Look, the league started with some budgets, I don’t know the amount, like the MLS, the same for all the teams. Next year it’s going to go up and the idea is that one player per team can get out of that budget, then two and grow, to bring those figures who come back, but have a name and attract the public.Rodrigo Gattas
The ramifications of Rodrigo’s comments are huge, as it means that ownership groups will theoretically have the option to make a significant marquee signings for each club which may not have been otherwise possible. The idea of designated players isn’t a new one, but the league has never stated if it would eventually allow this. To that end, it still hasn’t – though Rodrigo’s comments may prompt an official response.
Of course, it’s possible that Gattas simply means that players who come in with higher wage demands – to levels less drastic than one imagines when the term ‘designated player’ is mentioned – will eventually find a home in the league. Still, the idea of the salary cap potentially growing already is news enough.
Back to the present, Chile national team manager Reinaldo Rueda has now attended matches for two different Canadian Premier League teams: he took in a Forge FC game a few weeks ago, and was present during York9 FC’s recent loss to Valour FC. Rueda’s daughter lives in Toronto, so it makes sense for him to be there – though it’s still food for thought that the head honcho for La Roja was watching a game with a Chilean striker. Rodrigo had a frustrating night, seeing a penalty saved as his club fell to an 0-2 loss.
I didn’t expect it at all. Before the match I was told that the Chilean coach was with his family and that they were trying to find a comfortable place for him in the stadium, but he, very humble, didn’t want to and saw it where all the people were. For me it’s a source of pride, regardless of whether tomorrow comes or not. It’s an extra motivation for what’s to come.Rodrigo Gattas
Despite not converting in front of Rueda, it’s fair to say that Rodrigo’s first few months in Canada have been pretty positive otherwise: he scored a high-profile goal against Montreal Impact in the Canadian Championship quarter-finals, and his hat-trick from July certainly made waves, too.
During a media scrum following the hat trick, a Spanish-speaking translator aided the interview process.
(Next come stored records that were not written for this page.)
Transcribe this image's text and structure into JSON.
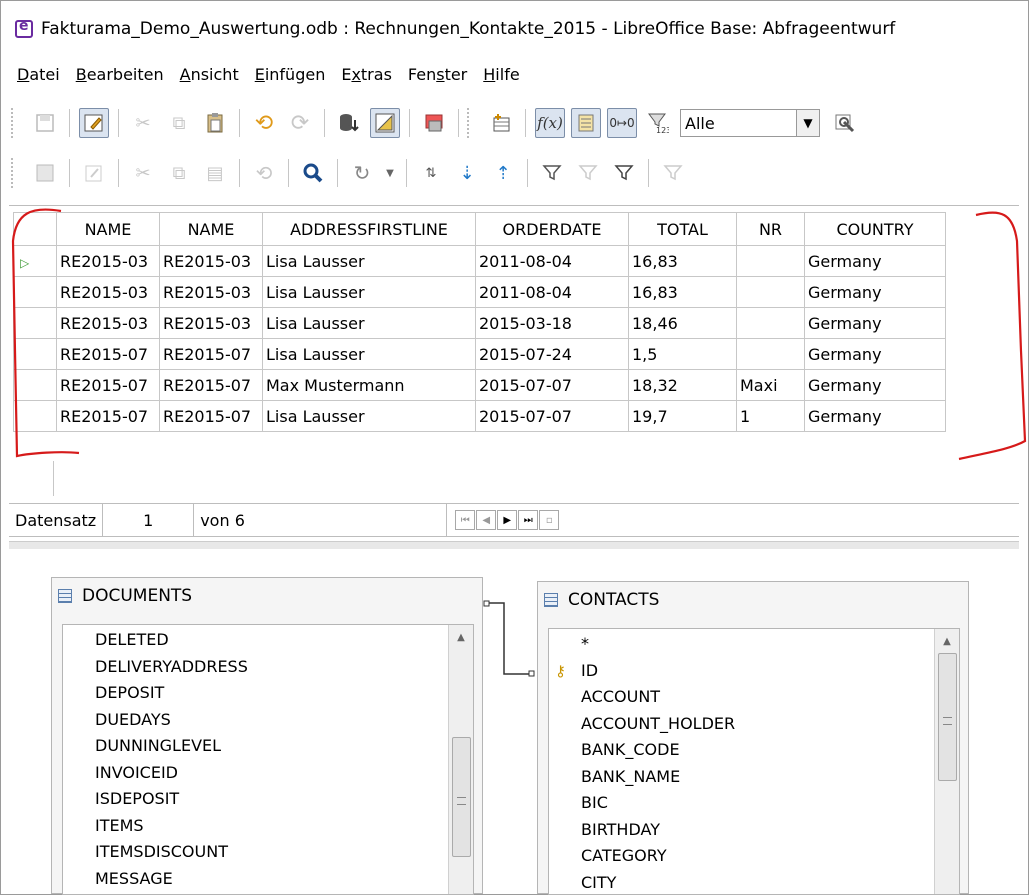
{
  "window": {
    "title": "Fakturama_Demo_Auswertung.odb : Rechnungen_Kontakte_2015 - LibreOffice Base: Abfrageentwurf"
  },
  "menu": [
    {
      "label": "Datei"
    },
    {
      "label": "Bearbeiten"
    },
    {
      "label": "Ansicht"
    },
    {
      "label": "Einfügen"
    },
    {
      "label": "Extras"
    },
    {
      "label": "Fenster"
    },
    {
      "label": "Hilfe"
    }
  ],
  "toolbar": {
    "limit_value": "Alle"
  },
  "grid": {
    "columns": [
      "NAME",
      "NAME",
      "ADDRESSFIRSTLINE",
      "ORDERDATE",
      "TOTAL",
      "NR",
      "COUNTRY"
    ],
    "rows": [
      [
        "RE2015-03",
        "RE2015-03",
        "Lisa Lausser",
        "2011-08-04",
        "16,83",
        "",
        "Germany"
      ],
      [
        "RE2015-03",
        "RE2015-03",
        "Lisa Lausser",
        "2011-08-04",
        "16,83",
        "",
        "Germany"
      ],
      [
        "RE2015-03",
        "RE2015-03",
        "Lisa Lausser",
        "2015-03-18",
        "18,46",
        "",
        "Germany"
      ],
      [
        "RE2015-07",
        "RE2015-07",
        "Lisa Lausser",
        "2015-07-24",
        "1,5",
        "",
        "Germany"
      ],
      [
        "RE2015-07",
        "RE2015-07",
        "Max Mustermann",
        "2015-07-07",
        "18,32",
        "Maxi",
        "Germany"
      ],
      [
        "RE2015-07",
        "RE2015-07",
        "Lisa Lausser",
        "2015-07-07",
        "19,7",
        "1",
        "Germany"
      ]
    ]
  },
  "navigation": {
    "label": "Datensatz",
    "current": "1",
    "of": "von 6"
  },
  "tables": {
    "documents": {
      "name": "DOCUMENTS",
      "fields": [
        "DELETED",
        "DELIVERYADDRESS",
        "DEPOSIT",
        "DUEDAYS",
        "DUNNINGLEVEL",
        "INVOICEID",
        "ISDEPOSIT",
        "ITEMS",
        "ITEMSDISCOUNT",
        "MESSAGE"
      ]
    },
    "contacts": {
      "name": "CONTACTS",
      "fields": [
        "*",
        "ID",
        "ACCOUNT",
        "ACCOUNT_HOLDER",
        "BANK_CODE",
        "BANK_NAME",
        "BIC",
        "BIRTHDAY",
        "CATEGORY",
        "CITY"
      ]
    }
  }
}
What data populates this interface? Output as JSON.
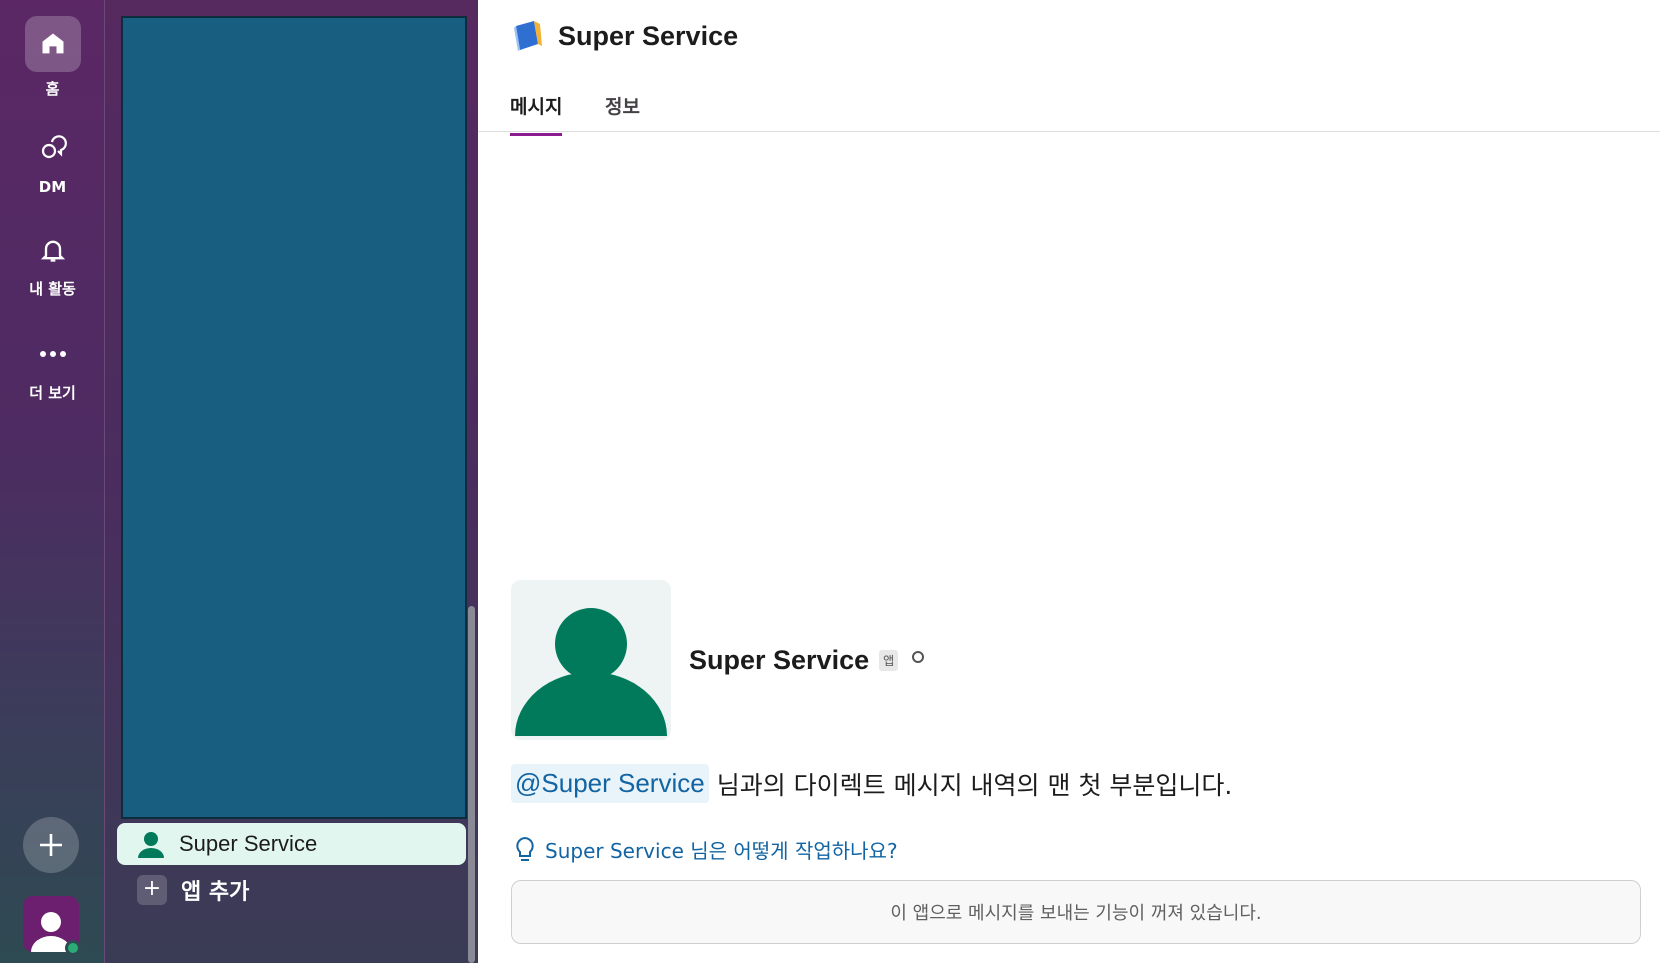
{
  "rail": {
    "items": [
      {
        "label": "홈",
        "icon": "home-icon"
      },
      {
        "label": "DM",
        "icon": "dm-icon"
      },
      {
        "label": "내 활동",
        "icon": "bell-icon"
      },
      {
        "label": "더 보기",
        "icon": "more-icon"
      }
    ]
  },
  "sidebar": {
    "dm_item": {
      "label": "Super Service",
      "icon": "user-icon"
    },
    "add_app": {
      "label": "앱 추가",
      "icon": "plus-icon"
    }
  },
  "main": {
    "title": "Super Service",
    "tabs": [
      {
        "label": "메시지"
      },
      {
        "label": "정보"
      }
    ],
    "profile": {
      "name": "Super Service",
      "badge": "앱"
    },
    "history": {
      "mention": "@Super Service",
      "text": "님과의 다이렉트 메시지 내역의 맨 첫 부분입니다."
    },
    "howto": "Super Service 님은 어떻게 작업하나요?",
    "disabled_notice": "이 앱으로 메시지를 보내는 기능이 꺼져 있습니다."
  },
  "colors": {
    "accent": "#8b1c8f",
    "link": "#1264a3",
    "avatar_green": "#007a5a",
    "presence": "#2bac76"
  }
}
At one point, Rodrigo jokingly told reporters – in English – that he’d be able to chat in Canada’s official language next year, suggesting that he’s keen to stay.
If the league truly intends on growing the salary cap in its second season along with implementing a rule where clubs can sign marquee players above the salary cap, he probably won’t be the only one keen to stay, either.
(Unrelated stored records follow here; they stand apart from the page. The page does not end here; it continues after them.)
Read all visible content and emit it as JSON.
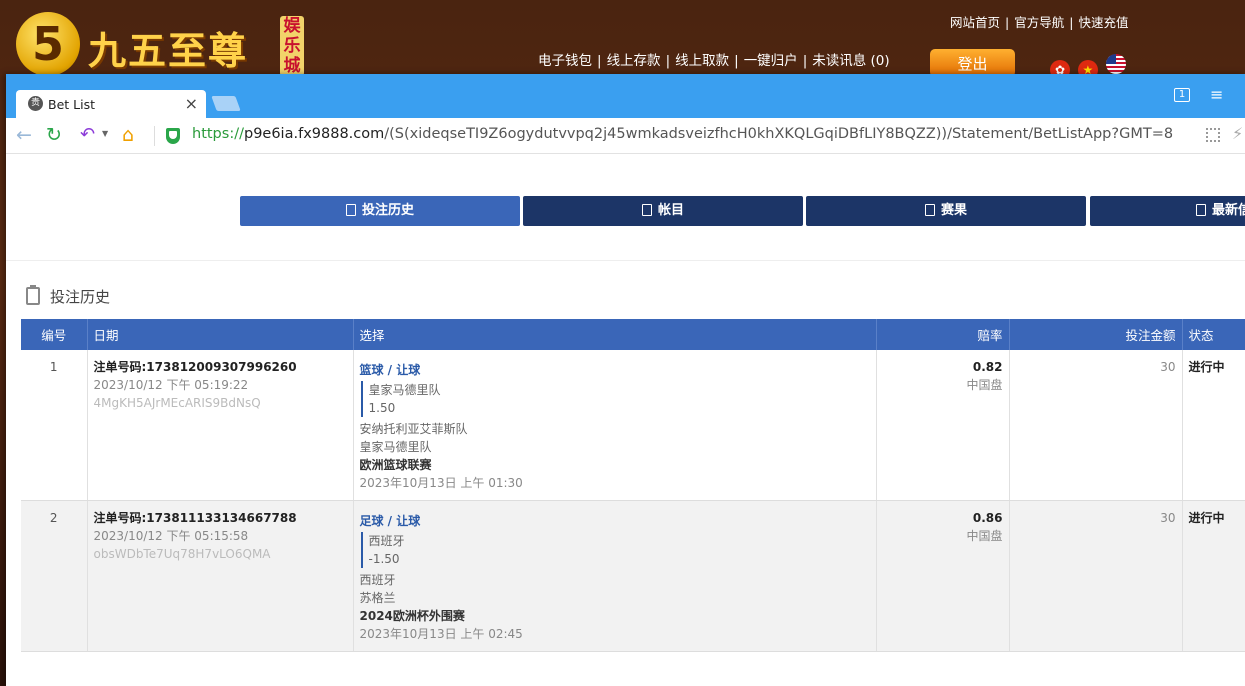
{
  "site": {
    "logo_digit": "5",
    "logo_text": "九五至尊",
    "logo_badge": "娱乐城",
    "top_links": [
      "网站首页",
      "官方导航",
      "快速充值"
    ],
    "nav": [
      "电子钱包",
      "线上存款",
      "线上取款",
      "一键归户",
      "未读讯息 (0)"
    ],
    "login_label": "登出"
  },
  "browser": {
    "tab_title": "Bet List",
    "tab_favicon": "贵",
    "window_badge": "1",
    "url_https": "https://",
    "url_host": "p9e6ia.fx9888.com",
    "url_path": "/(S(xideqseTI9Z6ogydutvvpq2j45wmkadsveizfhcH0khXKQLGqiDBfLIY8BQZZ))/Statement/BetListApp?GMT=8"
  },
  "page": {
    "tabs": [
      "投注历史",
      "帐目",
      "赛果",
      "最新信息"
    ],
    "section_title": "投注历史",
    "columns": [
      "编号",
      "日期",
      "选择",
      "赔率",
      "投注金额",
      "状态"
    ],
    "rows": [
      {
        "num": "1",
        "order": "注单号码:173812009307996260",
        "datetime": "2023/10/12 下午 05:19:22",
        "code": "4MgKH5AJrMEcARIS9BdNsQ",
        "sport": "篮球 / 让球",
        "pick_team": "皇家马德里队",
        "pick_hdp": "1.50",
        "home": "安纳托利亚艾菲斯队",
        "away": "皇家马德里队",
        "league": "欧洲篮球联赛",
        "match_time": "2023年10月13日 上午 01:30",
        "odds": "0.82",
        "odds_type": "中国盘",
        "stake": "30",
        "status": "进行中"
      },
      {
        "num": "2",
        "order": "注单号码:173811133134667788",
        "datetime": "2023/10/12 下午 05:15:58",
        "code": "obsWDbTe7Uq78H7vLO6QMA",
        "sport": "足球 / 让球",
        "pick_team": "西班牙",
        "pick_hdp": "-1.50",
        "home": "西班牙",
        "away": "苏格兰",
        "league": "2024欧洲杯外围赛",
        "match_time": "2023年10月13日 上午 02:45",
        "odds": "0.86",
        "odds_type": "中国盘",
        "stake": "30",
        "status": "进行中"
      }
    ]
  }
}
Whether that happens or not, the league is still looking like it will expand ahead of the next season. Gattas is confident that it will.